With my fourth, I sat up to go to the bathroom, my water broke, and the baby came out. Wish they were all that way. I always feel a little guilty about it, but only a little.

Jordana said...

None of my labors have been quite that easy, but my fifth (which was an induction with pitocin) was pain free until transition and pushing -- and transition and pushing only lasted 17 minutes total.

I'm guessing I won't get that lucky again with number 6, should this baby ever decide to come out.

Anonymous said...

I only had four, but you struck a nerve for me about the afterpains. That was the worst part for me! Truly agonizing. As for labor, it wasn't fun, but it wasn't the worst pain of my life, either. However, I always had pretty short labors.

mrsdarwin said...


The midwives had told me to call whenever I had three real contractions, regardless of how far apart they were, because of how quickly some of my other babies had arrived. As it was, I fudged that for a while, because I just didn't feel like my contractions were strong enough in the middle of the night. Finally I managed three contractions about eight minutes apart and called them around 6:30 am. Then things seemed to stop entirely, and I thought I'd called for nothing, but when they checked me I'd dilated to 4 cm.

Amber said...

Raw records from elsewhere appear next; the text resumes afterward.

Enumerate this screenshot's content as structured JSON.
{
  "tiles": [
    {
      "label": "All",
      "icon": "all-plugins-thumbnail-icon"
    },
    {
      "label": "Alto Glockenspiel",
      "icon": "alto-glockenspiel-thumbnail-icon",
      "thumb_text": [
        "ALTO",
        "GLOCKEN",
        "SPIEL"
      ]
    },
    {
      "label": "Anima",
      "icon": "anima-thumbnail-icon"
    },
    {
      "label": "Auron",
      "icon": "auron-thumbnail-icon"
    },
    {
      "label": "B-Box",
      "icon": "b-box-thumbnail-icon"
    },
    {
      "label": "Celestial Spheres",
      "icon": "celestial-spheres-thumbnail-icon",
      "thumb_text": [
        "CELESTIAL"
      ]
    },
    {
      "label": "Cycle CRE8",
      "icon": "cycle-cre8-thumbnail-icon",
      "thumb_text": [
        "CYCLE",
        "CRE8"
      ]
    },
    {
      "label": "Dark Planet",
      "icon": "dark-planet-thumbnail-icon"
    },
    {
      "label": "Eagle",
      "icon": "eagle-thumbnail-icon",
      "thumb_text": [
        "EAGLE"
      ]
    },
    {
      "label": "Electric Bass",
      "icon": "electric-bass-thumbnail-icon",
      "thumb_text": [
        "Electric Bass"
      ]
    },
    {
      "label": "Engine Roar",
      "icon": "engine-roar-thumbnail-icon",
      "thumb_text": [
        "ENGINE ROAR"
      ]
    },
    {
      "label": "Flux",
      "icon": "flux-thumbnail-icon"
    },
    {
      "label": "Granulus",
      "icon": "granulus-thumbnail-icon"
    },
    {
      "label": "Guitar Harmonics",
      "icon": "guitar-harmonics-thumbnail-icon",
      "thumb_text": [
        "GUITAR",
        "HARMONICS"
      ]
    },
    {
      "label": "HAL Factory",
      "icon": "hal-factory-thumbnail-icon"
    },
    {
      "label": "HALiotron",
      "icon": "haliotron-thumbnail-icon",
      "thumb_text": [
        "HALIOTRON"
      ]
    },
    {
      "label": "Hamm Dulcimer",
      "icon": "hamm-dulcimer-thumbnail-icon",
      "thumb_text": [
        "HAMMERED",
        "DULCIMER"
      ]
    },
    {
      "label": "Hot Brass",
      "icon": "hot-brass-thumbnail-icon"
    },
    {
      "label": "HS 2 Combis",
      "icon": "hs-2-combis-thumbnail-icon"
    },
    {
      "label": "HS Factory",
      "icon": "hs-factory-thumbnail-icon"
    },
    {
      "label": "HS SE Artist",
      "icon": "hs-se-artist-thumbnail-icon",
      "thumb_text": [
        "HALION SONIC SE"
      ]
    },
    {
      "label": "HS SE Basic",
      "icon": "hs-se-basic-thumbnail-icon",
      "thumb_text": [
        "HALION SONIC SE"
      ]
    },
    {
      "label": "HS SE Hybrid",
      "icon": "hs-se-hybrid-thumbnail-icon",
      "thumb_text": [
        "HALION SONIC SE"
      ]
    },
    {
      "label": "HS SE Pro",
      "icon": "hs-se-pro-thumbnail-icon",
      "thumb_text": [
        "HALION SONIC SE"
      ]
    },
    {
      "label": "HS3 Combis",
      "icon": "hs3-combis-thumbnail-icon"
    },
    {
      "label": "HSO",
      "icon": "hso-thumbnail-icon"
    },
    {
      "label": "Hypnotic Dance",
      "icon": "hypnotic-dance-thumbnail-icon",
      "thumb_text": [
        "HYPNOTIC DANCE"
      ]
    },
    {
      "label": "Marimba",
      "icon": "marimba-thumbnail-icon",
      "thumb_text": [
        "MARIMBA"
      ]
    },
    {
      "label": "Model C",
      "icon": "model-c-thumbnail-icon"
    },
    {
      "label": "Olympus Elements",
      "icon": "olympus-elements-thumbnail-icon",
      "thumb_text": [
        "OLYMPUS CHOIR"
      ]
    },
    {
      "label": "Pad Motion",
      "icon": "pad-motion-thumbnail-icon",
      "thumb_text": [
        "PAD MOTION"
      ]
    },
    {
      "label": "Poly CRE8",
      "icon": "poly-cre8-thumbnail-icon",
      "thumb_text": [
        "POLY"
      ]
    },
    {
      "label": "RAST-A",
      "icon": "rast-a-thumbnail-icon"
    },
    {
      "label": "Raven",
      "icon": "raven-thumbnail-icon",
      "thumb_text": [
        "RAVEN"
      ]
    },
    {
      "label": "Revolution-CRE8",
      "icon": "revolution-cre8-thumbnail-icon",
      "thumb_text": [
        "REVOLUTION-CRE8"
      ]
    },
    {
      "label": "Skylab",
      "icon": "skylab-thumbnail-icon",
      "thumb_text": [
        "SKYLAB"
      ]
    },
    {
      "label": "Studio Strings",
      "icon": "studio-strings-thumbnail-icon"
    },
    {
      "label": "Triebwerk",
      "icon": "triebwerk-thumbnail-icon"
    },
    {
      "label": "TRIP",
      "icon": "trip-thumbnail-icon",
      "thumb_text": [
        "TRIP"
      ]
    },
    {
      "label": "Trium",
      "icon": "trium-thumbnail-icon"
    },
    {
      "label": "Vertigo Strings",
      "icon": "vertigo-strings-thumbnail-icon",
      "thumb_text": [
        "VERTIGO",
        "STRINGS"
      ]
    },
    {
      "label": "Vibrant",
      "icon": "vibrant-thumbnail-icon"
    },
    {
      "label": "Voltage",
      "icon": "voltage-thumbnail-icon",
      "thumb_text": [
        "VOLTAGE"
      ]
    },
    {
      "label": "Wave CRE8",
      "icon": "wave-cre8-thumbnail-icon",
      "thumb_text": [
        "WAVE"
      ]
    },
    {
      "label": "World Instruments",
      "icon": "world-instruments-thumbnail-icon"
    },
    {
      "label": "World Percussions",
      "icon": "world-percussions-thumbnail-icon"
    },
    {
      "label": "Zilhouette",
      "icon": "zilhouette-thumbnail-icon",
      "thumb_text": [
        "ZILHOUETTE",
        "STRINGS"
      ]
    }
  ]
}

Wow, that's great! I'm glad you got to experience an easy one. I've known they are possible (my last was particularly easy) but I've always felt like a freak when saying that. I'm so glad that this one went so smoothly!

eulogos said...

With my fourth I only had a few painful contractions, and with my ninth, only one...the one time I thought I would try getting in bed and lying down-I quickly got up and didn't get back in bed until after the baby was born.
I had to ask the midwife to check me because I could tell she didn't really believe I was in labor-I was 7 cms and the bag of waters was bulging.
I actually apologized to her for my labor's being so easy, saying, "I don't act differently than anyone else when I have hard contractions, but I think it just doesn't take much to dilate me at this point. "

I might point out that between #4 and #9 there were some which were more difficult.
Susan Peterson

eulogos said...

Oh, and by the way, my fourth just had her second this evening around 6 PM.
I can hardly wait to see her!
Susan Peterson